The liquid is a nice deep amber color with a bit of haze to it. With any NA product there is concern about a watered down quality where much of the flavor gets subdued. The first whiff of this whiskey convinces me that won’t be a problem here. There is a forceful malted caramel sweetness that punches you in the nose. It approaches the line of too much without going over and is quite delightful when you sit with it.
Vanilla also comes through and balances out that caramel malt nicely. There may be some hints of botanical underneath, but they are a bit tricky to flesh out. All of these aromas are pleasant, but they don’t answer the question, “Is Ritual Zero Proof Whiskey good?” Let’s take a sip and find out.
Is Ritual Zero Proof Whiskey Good?
Wow. That is my honest first reaction to what is a very complex tasting experience. I first sampled this neat to get an unhindered taste. Surprisingly there is a bit of a watery quality on the front of the lips. It made me momentarily concerned that those full aromas were a smokescreen. But as the liquid moves to the back of the mouth and down the throat it transforms remarkably quickly into that vanilla and malt combination with a generous amount of bite.
This boozy burn is something that I have never before found in an NA version of an alcoholic drink. I am very interested to understand which element gives it that kick, but it is a clear attempt to make you forget that what you are sipping is free of alcohol. In fact, I think they may have overdone it a notch, as that kick really sits in your throat for a bit.
There isn’t much difference to the tasting experience when poured over ice. I also sampled the spirit in a simple Old Fashioned, as recommended on their website, and the flavors do work quite well with the bitters and citrus elements added.
The mouthfeel is somewhat complicated to evaluate.
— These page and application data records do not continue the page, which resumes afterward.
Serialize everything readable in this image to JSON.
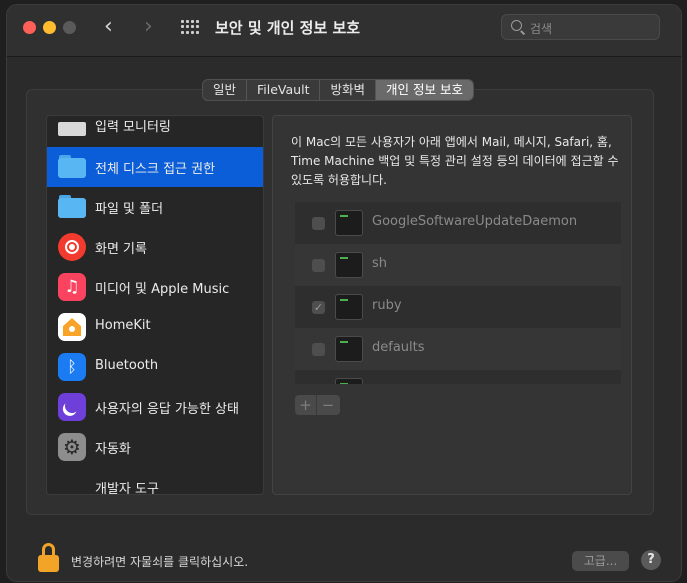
{
  "window": {
    "title": "보안 및 개인 정보 보호",
    "search_placeholder": "검색"
  },
  "tabs": [
    {
      "label": "일반",
      "active": false
    },
    {
      "label": "FileVault",
      "active": false
    },
    {
      "label": "방화벽",
      "active": false
    },
    {
      "label": "개인 정보 보호",
      "active": true
    }
  ],
  "sidebar": {
    "items": [
      {
        "label": "입력 모니터링",
        "icon": "keyboard-icon"
      },
      {
        "label": "전체 디스크 접근 권한",
        "icon": "folder-icon",
        "selected": true
      },
      {
        "label": "파일 및 폴더",
        "icon": "folder-icon"
      },
      {
        "label": "화면 기록",
        "icon": "screen-record-icon"
      },
      {
        "label": "미디어 및 Apple Music",
        "icon": "music-note-icon"
      },
      {
        "label": "HomeKit",
        "icon": "home-icon"
      },
      {
        "label": "Bluetooth",
        "icon": "bluetooth-icon"
      },
      {
        "label": "사용자의 응답 가능한 상태",
        "icon": "moon-icon"
      },
      {
        "label": "자동화",
        "icon": "gear-icon"
      },
      {
        "label": "개발자 도구",
        "icon": ""
      }
    ]
  },
  "content": {
    "description": "이 Mac의 모든 사용자가 아래 앱에서 Mail, 메시지, Safari, 홈, Time Machine 백업 및 특정 관리 설정 등의 데이터에 접근할 수 있도록 허용합니다.",
    "apps": [
      {
        "name": "GoogleSoftwareUpdateDaemon",
        "checked": false
      },
      {
        "name": "sh",
        "checked": false
      },
      {
        "name": "ruby",
        "checked": true
      },
      {
        "name": "defaults",
        "checked": false
      }
    ],
    "add_label": "+",
    "remove_label": "−"
  },
  "footer": {
    "lock_text": "변경하려면 자물쇠를 클릭하십시오.",
    "advanced_label": "고급...",
    "help_label": "?"
  },
  "colors": {
    "accent": "#0b5ed7",
    "lock": "#f2a428"
  }
}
Overall the body of the spirit is solid, but that watery texture up front taints what ends up turning into a solid feel later on. It’s rather remarkable how distinct the pieces of the spirit taste as it moves through your mouth.
Coming up with a fair Ritual Zero Proof Whiskey rating is going to prove difficult, because despite all of the strong characteristics the tasting experience isn’t ultimately all that satisfying. I have a lot of factors to weigh in coming up with a fair grade.
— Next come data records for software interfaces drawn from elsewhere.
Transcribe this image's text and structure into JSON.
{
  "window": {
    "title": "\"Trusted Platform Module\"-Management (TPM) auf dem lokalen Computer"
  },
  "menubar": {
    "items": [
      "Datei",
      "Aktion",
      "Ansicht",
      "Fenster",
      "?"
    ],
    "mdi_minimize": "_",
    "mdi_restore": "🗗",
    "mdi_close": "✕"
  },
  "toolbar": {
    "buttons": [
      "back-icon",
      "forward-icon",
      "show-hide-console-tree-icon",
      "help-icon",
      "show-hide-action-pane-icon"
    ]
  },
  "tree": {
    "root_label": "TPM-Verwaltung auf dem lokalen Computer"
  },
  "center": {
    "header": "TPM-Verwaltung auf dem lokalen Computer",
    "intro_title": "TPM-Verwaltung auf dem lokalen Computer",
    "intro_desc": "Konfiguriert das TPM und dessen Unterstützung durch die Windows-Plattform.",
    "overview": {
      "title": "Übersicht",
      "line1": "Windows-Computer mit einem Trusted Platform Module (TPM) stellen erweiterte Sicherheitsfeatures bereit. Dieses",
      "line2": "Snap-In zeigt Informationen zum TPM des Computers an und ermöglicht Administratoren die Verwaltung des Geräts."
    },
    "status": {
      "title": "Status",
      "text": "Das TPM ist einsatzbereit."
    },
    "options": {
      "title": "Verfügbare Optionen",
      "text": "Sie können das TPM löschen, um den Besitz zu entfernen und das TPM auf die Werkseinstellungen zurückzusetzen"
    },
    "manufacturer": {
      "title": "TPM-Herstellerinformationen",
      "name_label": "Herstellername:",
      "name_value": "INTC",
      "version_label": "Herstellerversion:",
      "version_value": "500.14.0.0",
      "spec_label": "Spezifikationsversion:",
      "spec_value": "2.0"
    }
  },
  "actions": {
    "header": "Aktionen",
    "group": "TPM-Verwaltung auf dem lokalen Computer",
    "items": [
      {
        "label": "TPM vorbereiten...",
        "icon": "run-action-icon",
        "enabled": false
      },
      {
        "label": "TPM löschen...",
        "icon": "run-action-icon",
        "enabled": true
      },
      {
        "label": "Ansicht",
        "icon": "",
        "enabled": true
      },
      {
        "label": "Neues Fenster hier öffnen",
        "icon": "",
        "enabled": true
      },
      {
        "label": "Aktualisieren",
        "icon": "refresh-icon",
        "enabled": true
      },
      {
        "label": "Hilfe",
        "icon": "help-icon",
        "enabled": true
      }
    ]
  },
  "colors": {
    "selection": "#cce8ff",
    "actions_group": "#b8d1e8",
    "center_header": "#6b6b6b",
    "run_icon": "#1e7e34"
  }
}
Ritual Zero Proof Whiskey Rating
When creating anything with a complex flavor profile, I believe that the goal should be for the whole to end up as better than the sum of the parts. The big problem that I have with this whiskey is that all of those parts are too clearly distinct from each other. I can tell what they were going for with each separate element, but at no point do they blend together and add up to something greater. Instead they stay partitioned, and it’s a bit frustrating to the senses.
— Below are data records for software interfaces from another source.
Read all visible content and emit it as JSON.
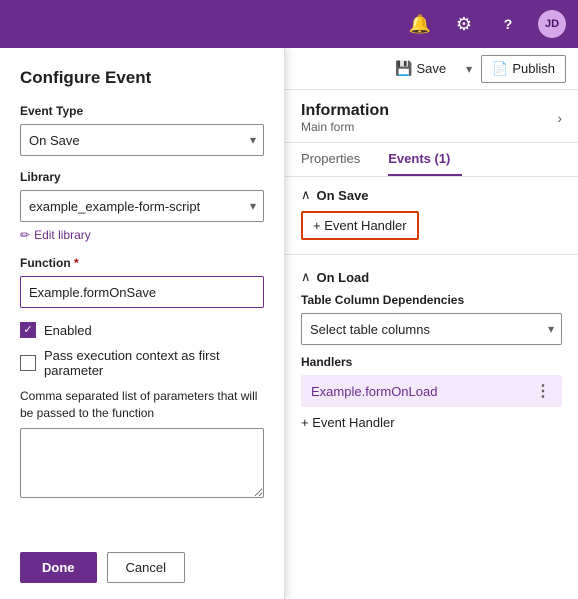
{
  "header": {
    "bell_icon": "🔔",
    "gear_icon": "⚙",
    "help_icon": "?",
    "avatar_text": "JD",
    "bg_color": "#6b2d8b"
  },
  "toolbar": {
    "save_label": "Save",
    "publish_label": "Publish",
    "save_icon": "💾",
    "publish_icon": "📄"
  },
  "info": {
    "title": "Information",
    "subtitle": "Main form"
  },
  "tabs": [
    {
      "id": "properties",
      "label": "Properties",
      "active": false
    },
    {
      "id": "events",
      "label": "Events (1)",
      "active": true
    }
  ],
  "configure_event": {
    "title": "Configure Event",
    "event_type_label": "Event Type",
    "event_type_value": "On Save",
    "library_label": "Library",
    "library_value": "example_example-form-script",
    "edit_library_label": "Edit library",
    "function_label": "Function",
    "function_required": true,
    "function_value": "Example.formOnSave",
    "function_placeholder": "Example.formOnSave",
    "enabled_label": "Enabled",
    "enabled_checked": true,
    "pass_context_label": "Pass execution context as first parameter",
    "pass_context_checked": false,
    "params_description": "Comma separated list of parameters that will be passed to the function",
    "params_value": "",
    "done_label": "Done",
    "cancel_label": "Cancel"
  },
  "events": {
    "on_save": {
      "title": "On Save",
      "event_handler_label": "+ Event Handler",
      "highlighted": true
    },
    "on_load": {
      "title": "On Load",
      "table_col_label": "Table Column Dependencies",
      "select_placeholder": "Select table columns",
      "handlers_label": "Handlers",
      "handler_name": "Example.formOnLoad",
      "add_handler_label": "+ Event Handler"
    }
  }
}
I do think that creating a quality whiskey sans alcohol is an extremely tough ask, so it is probably only fair to grade on a bit of a curve. And as I said, most of the elements are present, they just don’t seem to work together in the best way possible. Still, there is a lot to like from the aromas to the individual flavors themselves. I think it is only fair then to end this Ritual Zero Proof Whiskey review by awarding it 3 out of 5 stars, right down the middle. Ritual is still a relatively new company, so if they can find a way to bring everything together they could have a really great product on their hands.
Photo Credit: https://www.thezeroproof.com/